::: EXERCISE INPUT :::
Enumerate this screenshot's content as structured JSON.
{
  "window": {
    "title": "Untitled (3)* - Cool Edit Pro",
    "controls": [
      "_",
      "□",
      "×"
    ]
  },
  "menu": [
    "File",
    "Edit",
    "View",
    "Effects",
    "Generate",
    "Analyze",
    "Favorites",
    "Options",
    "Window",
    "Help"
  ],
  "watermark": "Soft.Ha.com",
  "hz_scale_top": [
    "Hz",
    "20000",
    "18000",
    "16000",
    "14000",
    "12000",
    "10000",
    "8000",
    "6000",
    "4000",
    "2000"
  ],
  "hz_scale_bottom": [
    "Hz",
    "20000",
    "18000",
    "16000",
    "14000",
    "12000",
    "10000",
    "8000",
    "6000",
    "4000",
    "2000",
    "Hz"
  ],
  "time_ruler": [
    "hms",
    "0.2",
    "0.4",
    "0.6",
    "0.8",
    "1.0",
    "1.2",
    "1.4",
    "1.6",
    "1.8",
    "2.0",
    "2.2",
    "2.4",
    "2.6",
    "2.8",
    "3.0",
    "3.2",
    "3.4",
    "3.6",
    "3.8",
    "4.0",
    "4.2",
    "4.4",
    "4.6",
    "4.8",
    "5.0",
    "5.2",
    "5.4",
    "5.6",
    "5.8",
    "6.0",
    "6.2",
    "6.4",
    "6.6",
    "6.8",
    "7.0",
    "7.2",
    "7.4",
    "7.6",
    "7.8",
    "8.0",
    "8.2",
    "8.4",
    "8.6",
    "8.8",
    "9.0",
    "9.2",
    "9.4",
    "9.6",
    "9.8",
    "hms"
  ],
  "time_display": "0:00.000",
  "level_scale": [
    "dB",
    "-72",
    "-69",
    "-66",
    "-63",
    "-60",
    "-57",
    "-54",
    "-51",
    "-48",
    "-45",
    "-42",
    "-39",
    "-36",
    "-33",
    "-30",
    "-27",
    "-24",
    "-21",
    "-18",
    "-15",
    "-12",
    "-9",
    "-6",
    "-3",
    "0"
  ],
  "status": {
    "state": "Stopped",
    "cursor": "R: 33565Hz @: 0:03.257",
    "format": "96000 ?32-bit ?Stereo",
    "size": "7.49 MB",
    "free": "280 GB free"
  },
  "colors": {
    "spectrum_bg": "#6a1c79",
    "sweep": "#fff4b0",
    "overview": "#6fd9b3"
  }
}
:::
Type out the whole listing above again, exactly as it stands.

EXERCISE SOLUTION:
Enumerate this screenshot's content as structured JSON.
{
  "window": {
    "title": "Untitled (3)* - Cool Edit Pro",
    "controls": [
      "_",
      "□",
      "×"
    ]
  },
  "menu": [
    "File",
    "Edit",
    "View",
    "Effects",
    "Generate",
    "Analyze",
    "Favorites",
    "Options",
    "Window",
    "Help"
  ],
  "watermark": "Soft.Ha.com",
  "hz_scale_top": [
    "Hz",
    "20000",
    "18000",
    "16000",
    "14000",
    "12000",
    "10000",
    "8000",
    "6000",
    "4000",
    "2000"
  ],
  "hz_scale_bottom": [
    "Hz",
    "20000",
    "18000",
    "16000",
    "14000",
    "12000",
    "10000",
    "8000",
    "6000",
    "4000",
    "2000",
    "Hz"
  ],
  "time_ruler": [
    "hms",
    "0.2",
    "0.4",
    "0.6",
    "0.8",
    "1.0",
    "1.2",
    "1.4",
    "1.6",
    "1.8",
    "2.0",
    "2.2",
    "2.4",
    "2.6",
    "2.8",
    "3.0",
    "3.2",
    "3.4",
    "3.6",
    "3.8",
    "4.0",
    "4.2",
    "4.4",
    "4.6",
    "4.8",
    "5.0",
    "5.2",
    "5.4",
    "5.6",
    "5.8",
    "6.0",
    "6.2",
    "6.4",
    "6.6",
    "6.8",
    "7.0",
    "7.2",
    "7.4",
    "7.6",
    "7.8",
    "8.0",
    "8.2",
    "8.4",
    "8.6",
    "8.8",
    "9.0",
    "9.2",
    "9.4",
    "9.6",
    "9.8",
    "hms"
  ],
  "time_display": "0:00.000",
  "level_scale": [
    "dB",
    "-72",
    "-69",
    "-66",
    "-63",
    "-60",
    "-57",
    "-54",
    "-51",
    "-48",
    "-45",
    "-42",
    "-39",
    "-36",
    "-33",
    "-30",
    "-27",
    "-24",
    "-21",
    "-18",
    "-15",
    "-12",
    "-9",
    "-6",
    "-3",
    "0"
  ],
  "status": {
    "state": "Stopped",
    "cursor": "R: 33565Hz @: 0:03.257",
    "format": "96000 ?32-bit ?Stereo",
    "size": "7.49 MB",
    "free": "280 GB free"
  },
  "colors": {
    "spectrum_bg": "#6a1c79",
    "sweep": "#fff4b0",
    "overview": "#6fd9b3"
  }
}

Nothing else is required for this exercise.